◆ **PROBLEM TO WORK ON**:
When the word "content" shows up in a line of the records below, copy that line.

Start of RECORDS SHOWN

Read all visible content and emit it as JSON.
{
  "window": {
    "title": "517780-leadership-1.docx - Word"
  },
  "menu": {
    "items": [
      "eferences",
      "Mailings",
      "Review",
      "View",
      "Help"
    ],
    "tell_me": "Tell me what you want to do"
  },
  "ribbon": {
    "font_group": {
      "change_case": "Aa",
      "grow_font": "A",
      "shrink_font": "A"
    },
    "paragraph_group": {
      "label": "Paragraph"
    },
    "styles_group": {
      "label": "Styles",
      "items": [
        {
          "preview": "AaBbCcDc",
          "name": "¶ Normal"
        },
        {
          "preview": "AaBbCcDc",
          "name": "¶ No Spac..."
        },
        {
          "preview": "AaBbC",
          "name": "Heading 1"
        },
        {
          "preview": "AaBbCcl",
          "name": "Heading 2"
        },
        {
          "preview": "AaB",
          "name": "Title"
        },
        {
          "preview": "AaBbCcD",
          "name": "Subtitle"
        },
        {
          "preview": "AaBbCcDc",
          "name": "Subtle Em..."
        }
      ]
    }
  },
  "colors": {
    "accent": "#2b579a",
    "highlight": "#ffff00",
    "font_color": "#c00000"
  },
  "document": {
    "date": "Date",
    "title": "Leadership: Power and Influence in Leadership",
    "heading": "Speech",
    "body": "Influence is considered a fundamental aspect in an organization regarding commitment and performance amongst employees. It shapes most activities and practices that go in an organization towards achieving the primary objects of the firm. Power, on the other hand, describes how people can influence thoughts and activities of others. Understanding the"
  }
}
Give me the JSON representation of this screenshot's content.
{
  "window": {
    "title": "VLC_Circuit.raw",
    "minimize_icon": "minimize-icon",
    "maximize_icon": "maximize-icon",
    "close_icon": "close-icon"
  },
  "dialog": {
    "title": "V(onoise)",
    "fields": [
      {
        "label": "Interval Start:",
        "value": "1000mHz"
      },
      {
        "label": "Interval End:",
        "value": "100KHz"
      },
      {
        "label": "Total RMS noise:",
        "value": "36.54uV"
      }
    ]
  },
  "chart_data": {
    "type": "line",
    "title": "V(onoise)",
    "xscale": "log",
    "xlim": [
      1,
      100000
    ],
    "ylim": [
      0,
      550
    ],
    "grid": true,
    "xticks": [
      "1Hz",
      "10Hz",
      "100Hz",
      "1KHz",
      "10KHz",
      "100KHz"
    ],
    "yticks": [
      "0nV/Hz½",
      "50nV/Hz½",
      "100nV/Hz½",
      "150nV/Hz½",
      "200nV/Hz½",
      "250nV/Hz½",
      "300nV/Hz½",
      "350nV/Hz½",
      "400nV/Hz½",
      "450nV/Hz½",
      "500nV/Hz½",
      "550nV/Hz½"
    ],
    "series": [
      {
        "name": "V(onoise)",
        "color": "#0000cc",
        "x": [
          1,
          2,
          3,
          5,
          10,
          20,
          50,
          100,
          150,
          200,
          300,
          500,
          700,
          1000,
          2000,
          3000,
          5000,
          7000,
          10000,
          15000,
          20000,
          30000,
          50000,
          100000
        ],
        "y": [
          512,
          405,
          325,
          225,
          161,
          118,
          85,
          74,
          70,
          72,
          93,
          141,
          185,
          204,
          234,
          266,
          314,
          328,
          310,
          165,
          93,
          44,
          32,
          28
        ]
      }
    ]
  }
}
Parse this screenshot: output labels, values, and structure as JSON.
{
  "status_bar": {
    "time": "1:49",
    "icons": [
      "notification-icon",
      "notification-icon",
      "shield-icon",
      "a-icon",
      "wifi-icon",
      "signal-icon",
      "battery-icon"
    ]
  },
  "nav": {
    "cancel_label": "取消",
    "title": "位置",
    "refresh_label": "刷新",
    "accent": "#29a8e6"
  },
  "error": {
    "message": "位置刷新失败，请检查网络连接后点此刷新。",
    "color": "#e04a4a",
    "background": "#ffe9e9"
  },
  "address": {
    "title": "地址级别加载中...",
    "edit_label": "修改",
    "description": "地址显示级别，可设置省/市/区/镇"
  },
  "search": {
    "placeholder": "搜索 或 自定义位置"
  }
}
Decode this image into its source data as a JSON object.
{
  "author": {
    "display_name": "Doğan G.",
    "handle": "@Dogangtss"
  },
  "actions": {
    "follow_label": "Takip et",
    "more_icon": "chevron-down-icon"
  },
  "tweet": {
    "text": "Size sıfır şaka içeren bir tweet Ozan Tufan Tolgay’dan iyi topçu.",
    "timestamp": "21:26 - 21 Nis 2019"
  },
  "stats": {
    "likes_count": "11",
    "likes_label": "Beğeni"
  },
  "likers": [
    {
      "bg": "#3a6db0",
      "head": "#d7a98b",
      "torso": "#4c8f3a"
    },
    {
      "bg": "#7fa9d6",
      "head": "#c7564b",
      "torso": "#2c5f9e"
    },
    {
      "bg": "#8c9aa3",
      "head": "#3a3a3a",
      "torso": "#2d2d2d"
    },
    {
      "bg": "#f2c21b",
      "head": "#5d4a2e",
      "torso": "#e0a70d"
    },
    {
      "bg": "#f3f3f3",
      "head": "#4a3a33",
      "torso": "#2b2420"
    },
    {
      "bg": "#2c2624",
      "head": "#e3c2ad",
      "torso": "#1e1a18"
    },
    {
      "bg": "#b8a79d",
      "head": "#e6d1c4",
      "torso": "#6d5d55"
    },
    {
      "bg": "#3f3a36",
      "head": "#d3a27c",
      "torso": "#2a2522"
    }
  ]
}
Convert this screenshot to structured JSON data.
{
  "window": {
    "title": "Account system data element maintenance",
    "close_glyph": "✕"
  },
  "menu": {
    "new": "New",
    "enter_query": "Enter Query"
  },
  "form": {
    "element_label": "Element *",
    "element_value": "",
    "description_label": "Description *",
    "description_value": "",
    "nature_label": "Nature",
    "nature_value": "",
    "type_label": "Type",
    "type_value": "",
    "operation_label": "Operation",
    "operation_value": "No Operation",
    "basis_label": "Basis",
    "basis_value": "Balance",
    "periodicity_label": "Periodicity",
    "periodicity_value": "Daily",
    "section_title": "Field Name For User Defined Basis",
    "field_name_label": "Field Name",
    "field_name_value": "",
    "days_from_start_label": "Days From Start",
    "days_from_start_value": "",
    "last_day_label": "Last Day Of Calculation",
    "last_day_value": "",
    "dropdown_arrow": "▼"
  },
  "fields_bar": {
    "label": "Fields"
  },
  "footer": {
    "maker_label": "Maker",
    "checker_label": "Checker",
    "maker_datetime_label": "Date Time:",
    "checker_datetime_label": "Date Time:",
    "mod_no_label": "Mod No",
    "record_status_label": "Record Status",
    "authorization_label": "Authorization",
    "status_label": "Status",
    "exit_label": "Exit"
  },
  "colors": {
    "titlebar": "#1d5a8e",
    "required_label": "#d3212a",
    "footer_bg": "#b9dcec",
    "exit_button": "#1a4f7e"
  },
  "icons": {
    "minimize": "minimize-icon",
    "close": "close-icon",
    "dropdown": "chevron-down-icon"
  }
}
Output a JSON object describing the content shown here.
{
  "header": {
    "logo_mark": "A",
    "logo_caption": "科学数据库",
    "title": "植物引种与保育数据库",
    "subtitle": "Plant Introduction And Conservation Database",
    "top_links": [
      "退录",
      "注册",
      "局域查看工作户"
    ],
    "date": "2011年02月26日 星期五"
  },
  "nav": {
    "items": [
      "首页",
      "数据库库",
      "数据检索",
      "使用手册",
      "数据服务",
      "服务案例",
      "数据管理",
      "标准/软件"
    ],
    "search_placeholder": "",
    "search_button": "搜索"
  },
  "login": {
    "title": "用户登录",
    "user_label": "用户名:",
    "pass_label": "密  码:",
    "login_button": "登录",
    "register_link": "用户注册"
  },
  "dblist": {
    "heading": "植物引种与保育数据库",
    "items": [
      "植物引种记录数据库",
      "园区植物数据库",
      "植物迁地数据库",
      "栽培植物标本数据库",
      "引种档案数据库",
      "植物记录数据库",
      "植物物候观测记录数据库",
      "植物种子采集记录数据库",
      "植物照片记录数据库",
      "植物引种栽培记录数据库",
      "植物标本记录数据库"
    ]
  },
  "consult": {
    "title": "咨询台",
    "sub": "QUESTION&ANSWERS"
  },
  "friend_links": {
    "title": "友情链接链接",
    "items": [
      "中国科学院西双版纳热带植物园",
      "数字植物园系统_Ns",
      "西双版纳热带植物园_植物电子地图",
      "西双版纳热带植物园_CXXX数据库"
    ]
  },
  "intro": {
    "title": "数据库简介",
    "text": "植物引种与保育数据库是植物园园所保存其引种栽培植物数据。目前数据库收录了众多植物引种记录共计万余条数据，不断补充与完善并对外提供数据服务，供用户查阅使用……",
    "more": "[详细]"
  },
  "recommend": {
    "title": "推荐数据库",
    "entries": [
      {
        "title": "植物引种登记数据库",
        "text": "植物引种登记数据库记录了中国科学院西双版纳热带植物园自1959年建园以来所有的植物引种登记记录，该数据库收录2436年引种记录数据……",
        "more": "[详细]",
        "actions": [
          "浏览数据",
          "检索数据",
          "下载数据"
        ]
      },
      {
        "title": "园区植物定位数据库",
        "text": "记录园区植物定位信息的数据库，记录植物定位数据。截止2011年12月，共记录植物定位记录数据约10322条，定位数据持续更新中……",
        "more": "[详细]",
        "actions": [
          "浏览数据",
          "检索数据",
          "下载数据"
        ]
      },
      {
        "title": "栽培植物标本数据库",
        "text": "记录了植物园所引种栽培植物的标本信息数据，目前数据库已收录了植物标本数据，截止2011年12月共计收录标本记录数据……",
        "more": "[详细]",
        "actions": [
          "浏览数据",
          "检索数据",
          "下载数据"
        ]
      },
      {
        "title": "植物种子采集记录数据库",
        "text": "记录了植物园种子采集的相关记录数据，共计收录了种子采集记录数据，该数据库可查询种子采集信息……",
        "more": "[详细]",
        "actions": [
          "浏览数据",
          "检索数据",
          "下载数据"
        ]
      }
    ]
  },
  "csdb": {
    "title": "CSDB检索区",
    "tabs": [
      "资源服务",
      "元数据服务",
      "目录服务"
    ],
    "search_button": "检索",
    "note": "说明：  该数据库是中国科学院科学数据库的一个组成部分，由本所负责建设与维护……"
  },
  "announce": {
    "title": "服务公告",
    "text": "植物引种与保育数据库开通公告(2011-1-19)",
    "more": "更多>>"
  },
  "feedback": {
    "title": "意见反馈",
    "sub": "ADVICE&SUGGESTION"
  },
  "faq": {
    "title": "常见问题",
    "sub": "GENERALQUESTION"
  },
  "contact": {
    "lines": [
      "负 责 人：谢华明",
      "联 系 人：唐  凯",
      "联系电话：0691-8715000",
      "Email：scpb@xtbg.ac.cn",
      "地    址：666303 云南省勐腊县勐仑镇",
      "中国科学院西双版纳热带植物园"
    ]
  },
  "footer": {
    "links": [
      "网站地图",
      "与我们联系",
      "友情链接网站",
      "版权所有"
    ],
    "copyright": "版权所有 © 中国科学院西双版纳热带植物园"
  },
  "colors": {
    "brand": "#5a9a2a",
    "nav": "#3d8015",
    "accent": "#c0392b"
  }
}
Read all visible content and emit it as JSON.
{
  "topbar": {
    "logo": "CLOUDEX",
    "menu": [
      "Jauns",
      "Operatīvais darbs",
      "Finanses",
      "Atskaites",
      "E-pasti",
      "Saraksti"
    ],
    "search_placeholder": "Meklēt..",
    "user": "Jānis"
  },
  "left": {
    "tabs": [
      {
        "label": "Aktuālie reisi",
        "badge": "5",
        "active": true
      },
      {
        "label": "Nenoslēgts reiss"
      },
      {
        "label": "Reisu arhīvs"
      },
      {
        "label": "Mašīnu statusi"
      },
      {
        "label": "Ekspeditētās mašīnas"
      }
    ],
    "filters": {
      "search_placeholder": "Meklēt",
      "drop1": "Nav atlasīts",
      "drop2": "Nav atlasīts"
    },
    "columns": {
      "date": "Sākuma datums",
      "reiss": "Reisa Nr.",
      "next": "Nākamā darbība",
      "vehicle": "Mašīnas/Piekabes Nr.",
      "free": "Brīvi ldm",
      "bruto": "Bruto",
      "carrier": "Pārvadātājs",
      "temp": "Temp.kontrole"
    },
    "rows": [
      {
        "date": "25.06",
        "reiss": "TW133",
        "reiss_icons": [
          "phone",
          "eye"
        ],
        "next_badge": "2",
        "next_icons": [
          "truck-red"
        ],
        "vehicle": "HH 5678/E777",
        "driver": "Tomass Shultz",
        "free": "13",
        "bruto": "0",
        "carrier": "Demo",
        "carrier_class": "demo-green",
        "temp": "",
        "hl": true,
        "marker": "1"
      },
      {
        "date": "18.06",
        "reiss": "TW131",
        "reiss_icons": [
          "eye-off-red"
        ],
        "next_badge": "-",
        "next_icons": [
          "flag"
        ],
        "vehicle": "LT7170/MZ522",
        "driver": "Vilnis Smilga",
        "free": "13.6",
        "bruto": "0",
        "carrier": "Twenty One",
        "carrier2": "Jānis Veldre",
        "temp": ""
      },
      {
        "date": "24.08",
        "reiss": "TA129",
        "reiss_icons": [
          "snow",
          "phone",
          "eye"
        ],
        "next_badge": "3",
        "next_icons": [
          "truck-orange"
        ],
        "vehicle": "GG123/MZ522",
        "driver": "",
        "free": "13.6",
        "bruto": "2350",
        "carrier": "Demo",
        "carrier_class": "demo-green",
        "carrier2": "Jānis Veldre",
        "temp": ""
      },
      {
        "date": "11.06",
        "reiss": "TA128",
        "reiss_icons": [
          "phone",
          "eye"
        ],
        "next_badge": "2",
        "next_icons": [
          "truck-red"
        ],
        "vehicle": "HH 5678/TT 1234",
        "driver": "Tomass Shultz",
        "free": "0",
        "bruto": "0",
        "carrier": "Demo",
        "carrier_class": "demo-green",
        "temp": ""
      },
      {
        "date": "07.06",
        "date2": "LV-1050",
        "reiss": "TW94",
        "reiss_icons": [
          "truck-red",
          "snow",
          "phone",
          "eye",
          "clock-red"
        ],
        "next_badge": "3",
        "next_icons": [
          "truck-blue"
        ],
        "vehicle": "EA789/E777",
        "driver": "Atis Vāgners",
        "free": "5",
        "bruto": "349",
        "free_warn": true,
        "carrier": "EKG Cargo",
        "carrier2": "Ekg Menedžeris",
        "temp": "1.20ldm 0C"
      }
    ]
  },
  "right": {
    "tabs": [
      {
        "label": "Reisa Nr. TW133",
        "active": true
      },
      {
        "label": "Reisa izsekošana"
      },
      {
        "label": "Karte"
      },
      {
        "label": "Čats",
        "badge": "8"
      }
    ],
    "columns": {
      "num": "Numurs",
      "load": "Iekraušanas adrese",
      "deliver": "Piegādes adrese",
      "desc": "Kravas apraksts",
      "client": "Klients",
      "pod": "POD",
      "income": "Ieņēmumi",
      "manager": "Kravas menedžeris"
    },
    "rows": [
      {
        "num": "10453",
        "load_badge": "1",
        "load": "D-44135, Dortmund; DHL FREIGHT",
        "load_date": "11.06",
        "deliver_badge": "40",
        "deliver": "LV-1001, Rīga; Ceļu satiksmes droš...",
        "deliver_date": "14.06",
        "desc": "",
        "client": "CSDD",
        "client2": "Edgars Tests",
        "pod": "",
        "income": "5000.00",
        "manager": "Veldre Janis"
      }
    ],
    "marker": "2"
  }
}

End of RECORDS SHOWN

◆ **RESPONSE BELOW**:
Read all visible content and emit it as JSON.
Give me the JSON representation of this screenshot's content.
Output a JSON object describing the content shown here.
Read all visible content and emit it as JSON.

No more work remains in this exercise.